Justice Minister Ayelet Shaked lashed out Tuesday at what she said was an excess of private members’ bills — draft legislation proposed independently by members of the Knesset — that were harming civil freedom.
“Legislation in Israel has reached a dangerous level,” she told an Israel Bar Association conference in Tel Aviv, Haaretz newspaper reported.
“The freedom of each and every one of us is being deeply harmed by the competition between Knesset members to legislate…We’re swapping healthy competition between businesses in the market for harmful competition between Knesset members and ministers.”
Shaked said that she was proud that the Knesset Constitution, Law and Justice Committee, which she chairs, had put a break on 1,100 out of 1,500 private members’ bills brought before it for consideration since the beginning of the current 20th Knesset.
“I see the law committee as the Israeli people’s loyal gatekeeper,” she said, adding that the body “understands there’s no need for a flood of excessive legislation.”
Easing prison punishments
Shaked also referred to the government’s decision earlier this month to adopt some of the recommendations of a committee on punishment policy chaired by retired Supreme Court justice Dalia Dorner, and, paradoxically, set up in the wake of public complaints that sentencing was too light.

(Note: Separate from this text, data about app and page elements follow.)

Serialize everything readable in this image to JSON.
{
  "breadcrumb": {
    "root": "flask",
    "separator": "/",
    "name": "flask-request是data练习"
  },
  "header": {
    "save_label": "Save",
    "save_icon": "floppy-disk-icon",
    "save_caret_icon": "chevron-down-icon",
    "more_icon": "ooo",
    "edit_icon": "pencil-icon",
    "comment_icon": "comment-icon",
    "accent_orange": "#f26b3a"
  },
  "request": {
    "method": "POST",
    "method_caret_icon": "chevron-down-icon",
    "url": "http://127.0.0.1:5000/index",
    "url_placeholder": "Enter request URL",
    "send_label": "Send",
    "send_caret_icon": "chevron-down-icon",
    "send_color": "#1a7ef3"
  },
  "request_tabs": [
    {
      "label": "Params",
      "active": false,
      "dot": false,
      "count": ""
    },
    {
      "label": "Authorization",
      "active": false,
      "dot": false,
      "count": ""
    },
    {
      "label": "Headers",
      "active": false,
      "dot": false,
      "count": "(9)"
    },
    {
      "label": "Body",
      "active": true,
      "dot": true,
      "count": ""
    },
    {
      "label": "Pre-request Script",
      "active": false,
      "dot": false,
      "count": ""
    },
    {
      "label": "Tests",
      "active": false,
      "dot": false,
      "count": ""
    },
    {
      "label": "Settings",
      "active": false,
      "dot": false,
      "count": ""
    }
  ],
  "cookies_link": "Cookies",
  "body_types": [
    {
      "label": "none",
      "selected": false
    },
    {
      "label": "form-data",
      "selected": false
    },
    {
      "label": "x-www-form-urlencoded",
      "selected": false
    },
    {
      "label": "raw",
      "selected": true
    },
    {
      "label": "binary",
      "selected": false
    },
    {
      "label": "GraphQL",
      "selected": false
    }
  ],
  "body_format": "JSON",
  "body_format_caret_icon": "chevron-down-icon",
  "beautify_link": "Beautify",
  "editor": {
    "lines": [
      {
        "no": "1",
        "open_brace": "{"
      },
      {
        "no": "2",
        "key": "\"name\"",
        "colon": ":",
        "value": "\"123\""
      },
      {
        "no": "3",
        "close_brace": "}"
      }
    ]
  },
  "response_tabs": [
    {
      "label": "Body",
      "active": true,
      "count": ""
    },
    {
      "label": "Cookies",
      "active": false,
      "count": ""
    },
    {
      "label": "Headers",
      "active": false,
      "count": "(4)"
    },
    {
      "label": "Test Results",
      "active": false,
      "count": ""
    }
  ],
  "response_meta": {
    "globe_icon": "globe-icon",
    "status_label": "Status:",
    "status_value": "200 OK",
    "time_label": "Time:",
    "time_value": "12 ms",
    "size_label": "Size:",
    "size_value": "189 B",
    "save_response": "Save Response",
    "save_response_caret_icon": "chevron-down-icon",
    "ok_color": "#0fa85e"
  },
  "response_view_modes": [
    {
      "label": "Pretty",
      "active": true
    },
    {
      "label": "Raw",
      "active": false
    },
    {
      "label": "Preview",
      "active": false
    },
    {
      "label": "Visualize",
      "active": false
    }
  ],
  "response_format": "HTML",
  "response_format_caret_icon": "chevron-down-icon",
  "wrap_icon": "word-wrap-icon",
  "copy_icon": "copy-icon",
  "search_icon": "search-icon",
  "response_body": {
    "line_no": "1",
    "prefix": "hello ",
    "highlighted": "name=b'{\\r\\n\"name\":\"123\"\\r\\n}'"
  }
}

The Dorner Committee concluded that harsh prison sentences not only failed to deter criminals but actually increased the chances they would break the law again and that rehabilitation outside of prison was cheaper and more effective.
Legislative proposals aimed at stiffening punishments would have to be accompanied by an opinion from a professional research division being setting up at the Justice Ministry, Shaked told the conference.
“We will not allow for a situation in which new rules are determined for limiting the freedom of a person convicted of a crime before checking beforehand whether such a drastic step can be prevented and what the alternatives are.”
In an apparent reference to a current probe into allegations of corruption by Prime Minister Benjamin Netanyahu, Attorney General Avichai Mandelblit told the conference that he was aware of the need to keep the public informed about law enforcement activities, particularly those pertaining to public servants, and that it was important to pursue probes of public figures quickly.